David Lyn’s ‘Can’t Breathe’ is an incredibly timely and relevant track. Artists right now have been hitting the studio to transfer our current times to wax. As we live through a societal revolution centering police brutality, corruption, and the disregard for Black life, artists — from Maino, Lil Baby, and Trey Songz to Papoose, 27delly, and now David Lyn — attempt to compress and address America’s injustices the best way they know how: through music.

Use the law to make us slaves, that’s the recipe… Matter fact, them laws were made in days (when) there was slavery.

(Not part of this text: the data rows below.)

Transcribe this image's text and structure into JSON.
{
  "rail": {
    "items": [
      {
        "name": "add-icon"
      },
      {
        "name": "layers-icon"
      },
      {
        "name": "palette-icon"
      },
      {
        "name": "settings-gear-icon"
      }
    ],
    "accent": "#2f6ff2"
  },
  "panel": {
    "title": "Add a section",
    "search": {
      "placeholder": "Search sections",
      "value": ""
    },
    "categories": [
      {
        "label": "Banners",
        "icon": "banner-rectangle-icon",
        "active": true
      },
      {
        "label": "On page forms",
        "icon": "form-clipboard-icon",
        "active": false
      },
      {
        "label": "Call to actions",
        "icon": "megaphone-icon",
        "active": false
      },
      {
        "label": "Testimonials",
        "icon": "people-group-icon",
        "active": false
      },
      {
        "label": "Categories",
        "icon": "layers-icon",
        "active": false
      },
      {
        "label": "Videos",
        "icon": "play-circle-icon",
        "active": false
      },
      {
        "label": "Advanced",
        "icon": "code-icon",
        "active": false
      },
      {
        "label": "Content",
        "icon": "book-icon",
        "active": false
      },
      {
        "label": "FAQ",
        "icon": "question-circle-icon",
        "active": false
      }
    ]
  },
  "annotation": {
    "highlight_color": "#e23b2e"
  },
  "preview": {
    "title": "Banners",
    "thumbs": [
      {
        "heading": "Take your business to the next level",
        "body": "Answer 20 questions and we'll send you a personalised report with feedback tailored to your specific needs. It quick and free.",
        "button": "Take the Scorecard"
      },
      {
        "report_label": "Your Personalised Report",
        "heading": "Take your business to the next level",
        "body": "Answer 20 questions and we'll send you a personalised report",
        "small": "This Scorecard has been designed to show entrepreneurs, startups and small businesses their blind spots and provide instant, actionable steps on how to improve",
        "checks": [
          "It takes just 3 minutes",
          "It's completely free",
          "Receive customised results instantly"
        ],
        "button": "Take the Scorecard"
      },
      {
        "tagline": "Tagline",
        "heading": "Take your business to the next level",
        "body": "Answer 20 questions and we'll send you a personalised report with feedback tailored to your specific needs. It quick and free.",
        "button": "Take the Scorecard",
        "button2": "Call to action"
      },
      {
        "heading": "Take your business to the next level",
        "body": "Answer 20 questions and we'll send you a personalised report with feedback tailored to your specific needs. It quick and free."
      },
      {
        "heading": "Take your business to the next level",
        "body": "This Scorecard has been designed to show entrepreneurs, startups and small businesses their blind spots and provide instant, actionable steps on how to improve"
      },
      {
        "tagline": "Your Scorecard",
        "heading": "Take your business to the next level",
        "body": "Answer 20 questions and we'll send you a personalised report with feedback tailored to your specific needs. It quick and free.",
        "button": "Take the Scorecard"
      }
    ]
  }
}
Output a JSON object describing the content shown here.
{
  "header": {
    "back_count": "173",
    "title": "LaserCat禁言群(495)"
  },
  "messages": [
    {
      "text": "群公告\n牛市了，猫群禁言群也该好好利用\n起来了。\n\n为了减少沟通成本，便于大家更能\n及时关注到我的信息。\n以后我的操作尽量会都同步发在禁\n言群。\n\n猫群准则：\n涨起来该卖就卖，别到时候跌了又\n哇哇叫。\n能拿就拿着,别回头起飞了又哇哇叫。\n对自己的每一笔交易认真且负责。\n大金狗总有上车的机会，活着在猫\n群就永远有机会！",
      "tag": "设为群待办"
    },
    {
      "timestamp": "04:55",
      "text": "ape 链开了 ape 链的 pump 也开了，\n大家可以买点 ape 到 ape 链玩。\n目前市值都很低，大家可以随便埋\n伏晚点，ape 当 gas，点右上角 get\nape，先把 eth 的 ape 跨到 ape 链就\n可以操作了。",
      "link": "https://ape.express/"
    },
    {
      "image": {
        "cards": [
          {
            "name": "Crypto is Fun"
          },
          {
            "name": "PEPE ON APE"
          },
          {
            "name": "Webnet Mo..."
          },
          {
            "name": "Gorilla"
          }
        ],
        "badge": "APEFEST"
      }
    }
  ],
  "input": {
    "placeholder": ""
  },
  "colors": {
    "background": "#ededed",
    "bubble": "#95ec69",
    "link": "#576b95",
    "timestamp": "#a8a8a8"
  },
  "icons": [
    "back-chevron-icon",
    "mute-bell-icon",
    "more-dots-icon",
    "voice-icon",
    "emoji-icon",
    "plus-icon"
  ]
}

It’s important to note that any song made during civil unrest to address what’s going on can easily cross into “rushed” and “cringy” territory; and it’s even more important to note that Lyn, masterfully, spun the current state of affairs into a phenomenally succinct, well put-together and well-said statement in under three minutes. Give this man a GRAMMY. And add an Oscar, because the music video for ‘Can’t Breathe’ is so simple yet so poignant that, on its own, it evoked the same emotions I felt as I physically protested.

I hope somebody record it, so it can drown out every lie that they gon’ put in they story.

When the video’s pulled up, all viewers can see is Lyn’s face smashed up against a car hood and two white hands around his shoulders and neck. Lyn performs the entire rap while being manhandled by those two hands, and it is clear that he is reenacting an encounter so many unarmed Black men and women have had to endure with law enforcement. He spits his bars almost as if they’re not aimed at us listeners, but at the cop standing above him: “You ain’t shit without that gun, badge, and bulletproof vest.”

The video ends with Lyn repeating “can’t breathe” until he eventually gives up and slides off the car hood (assumedly lifeless). But, what is perhaps the most important and touching part of the visual for ‘Can’t Breathe’ is the last ten seconds; Lyn dedicated the end of the video to a black screen with at least seventy names of unarmed Black victims of police brutality, from Eric Garner, Sandra Bland and Tamir Rice to Dominique Clayton, Sterling Philando Castile, Breonna Taylor and lastly, George Floyd. David Lyn really delivered with ‘Can’t Breathe’, executing a remarkably powerful message while still making, well, a really good song. So watch it here.